Posted on Sunday, Jul 12, 2020 by Scott Savage
Jesus isn’t primarily concerned with your safety.
I know this might seem surprising or maybe even offensive to some. Many of us were raised in environments where we heard the cliché “the safest place in the whole world is the center of God’s will.” We were raised with prayers about hedges of protection, traveling mercies, and “God, please keep them safe.”
Once I picked up on this theme, I started listening to other people’s prayers more intentionally and my own prayers more reflectively, because our prayers are windows into our values and our mindsets.
Safety isn’t a bad thing to pray for occasionally, but it’s a sad thing to live for perpetually. When I stand before Jesus on judgment day, “I was really safe” is not the phrase I want to share with my Creator. Safety makes for a good wish, but a terrible life goal.
We get confused into thinking that our primary concern, safety, is God’s primary concern when it’s not. Jesus isn’t primarily concerned with yours or my safety; He’s concerned with our surrender and the advancement of His Kingdom.
The men and women whose stories are showcased in the Bible embraced risks and accepted dangers in their pursuit of God’s will in their lives.
One of the best examples of this is the Apostle Paul. Paul pulled no punches in 2 Corinthians 11:23-28 when he described what following God’s calling led him into throughout his ministry. He tells the church at Corinth,
“I have worked harder, been put in prison more often, been whipped times without number, and faced death again and again. Five different times the Jewish leaders gave me thirty-nine lashes. Three times I was beaten with rods. Once I was stoned. Three times I was shipwrecked. Once I spent a whole night and a day adrift at sea. I have traveled on many long journeys.
I have faced danger from rivers and from robbers. I have faced danger from my own people, the Jews, as well as from the Gentiles. I have faced danger in the cities, in the deserts, and on the seas. And I have faced danger from men who claim to be believers but are not. I have worked hard and long, enduring many sleepless nights. I have been hungry and thirsty and have often gone without food. I have shivered in the cold, without enough clothing to keep me warm. Then, besides all this, I have the daily burden of my concern for all the churches.”
Paul treated his adversity as a badge of honor and a sign that he was a genuine apostle, while those who were “false apostles” had not endured what he had.
Another incredible account of this kind of boldness comes in 1 Samuel 14. Jonathan and his armor-bearer were scouting out an outpost of their enemies, the Philistines. In verse 9, we read that Jonathan set up a way of discerning God’s will that positioned the more dangerous path as the one God-ordained. Jonathan tells his armor-bearer, “If they say to us, ‘Stay where you are or we’ll kill you,’ then we will stop and not go up to them. But if they say, ‘Come on up and fight,’ then we will go up. That will be the Lord’s sign that he will help us defeat them.”

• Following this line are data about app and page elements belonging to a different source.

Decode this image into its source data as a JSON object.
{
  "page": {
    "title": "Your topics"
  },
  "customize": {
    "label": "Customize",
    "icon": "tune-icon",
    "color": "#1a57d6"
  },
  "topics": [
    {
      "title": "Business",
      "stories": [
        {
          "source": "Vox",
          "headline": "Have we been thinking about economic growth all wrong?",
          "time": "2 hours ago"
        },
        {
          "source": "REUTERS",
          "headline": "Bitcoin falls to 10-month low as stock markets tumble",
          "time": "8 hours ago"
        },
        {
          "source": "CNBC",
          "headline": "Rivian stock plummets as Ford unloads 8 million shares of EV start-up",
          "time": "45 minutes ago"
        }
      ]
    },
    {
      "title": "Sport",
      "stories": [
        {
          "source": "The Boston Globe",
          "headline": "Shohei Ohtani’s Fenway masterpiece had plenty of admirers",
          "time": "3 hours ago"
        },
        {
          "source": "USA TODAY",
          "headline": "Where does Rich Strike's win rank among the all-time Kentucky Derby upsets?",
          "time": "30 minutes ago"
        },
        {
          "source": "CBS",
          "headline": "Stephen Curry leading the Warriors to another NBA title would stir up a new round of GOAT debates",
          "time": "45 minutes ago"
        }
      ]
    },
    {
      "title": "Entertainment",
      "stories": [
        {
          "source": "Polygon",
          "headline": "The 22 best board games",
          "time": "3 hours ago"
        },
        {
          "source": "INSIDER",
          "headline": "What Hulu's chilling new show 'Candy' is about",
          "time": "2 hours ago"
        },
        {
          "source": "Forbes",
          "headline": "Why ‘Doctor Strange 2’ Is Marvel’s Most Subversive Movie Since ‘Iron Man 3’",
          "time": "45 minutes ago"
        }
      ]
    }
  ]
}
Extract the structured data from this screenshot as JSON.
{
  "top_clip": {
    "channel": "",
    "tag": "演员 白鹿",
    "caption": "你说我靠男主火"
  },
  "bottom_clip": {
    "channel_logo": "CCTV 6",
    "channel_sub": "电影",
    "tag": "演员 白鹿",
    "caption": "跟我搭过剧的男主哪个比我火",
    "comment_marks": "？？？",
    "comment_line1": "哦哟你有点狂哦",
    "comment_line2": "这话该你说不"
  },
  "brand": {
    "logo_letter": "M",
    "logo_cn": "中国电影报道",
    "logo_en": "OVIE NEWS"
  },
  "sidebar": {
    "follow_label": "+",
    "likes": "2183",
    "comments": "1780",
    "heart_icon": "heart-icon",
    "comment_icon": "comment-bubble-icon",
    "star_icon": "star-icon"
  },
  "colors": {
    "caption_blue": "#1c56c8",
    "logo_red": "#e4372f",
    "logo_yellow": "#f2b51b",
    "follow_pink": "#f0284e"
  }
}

When the moment came, the Philistines challenged Jonathan and his armor-bearer to come up to them. So they did! They killed 20 Philistines and instilled a great panic in the rest of the Philistine army.
In these instances and many others, following God’s will means moving away from safety towards exposure, demanding greater trust in God than ever.
Some have called a relationship with Jesus, “the great adventure.” When I was growing up, there was a wildly popular song on Christian radio by that name. If following God’s will for our lives is an adventure, it’s not a tame one.
This is why I find it fascinating that Dictionary.com defines adventure as “An unusual and exciting, typically hazardous, experience or activity.” Adventures are “typically hazardous.” If following Jesus is an adventure, then it also means that following Jesus is “typically hazardous.” Before you balk, go back and read 2 Corinthians 11:23-28. Read the stories of how the apostles died after Jesus ascended into heaven. Read about the places where Christianity is growing the fastest in the world today. In all of those places, you’ll find the same thing. Following Jesus is not easy, safe, or comfortable.
Yet in that adventure, followers of Jesus are finding meaning, purpose, and joy, knowing they’re filled with the Spirit and exactly where God wants them to be. They know the truth expressed in The Lion, the Witch, and the Wardrobe by C.S. Lewis. When Susan asks Mr. Beaver if Aslan, an archetype of Christ, is safe, Mr. Beaver replies, “Safe?...‘Course he isn’t safe. But he’s good. He’s the King, I tell you.”
I wonder how you might answer these two questions.
- If you listened to your prayers, what would you hear?
- If you created your own filter to discern God’s will like Jonathan did, where would safety fit in, and where would adventure fit in?
Take some time to reflect on those questions and ask God to help you be okay with not always being safe. Then invite a friend or two you trust to discuss those reflections with the next time you are together.
Scott Savage is a pastor and a writer who believes he has the best last name ever. He leads Cornerstone Church in Prescott, Arizona. Scott is married to Dani and they are the parents of three “little savages.” He is the creator of the Free to Forgive course and you can read more of his writing at scottsavagelive.com.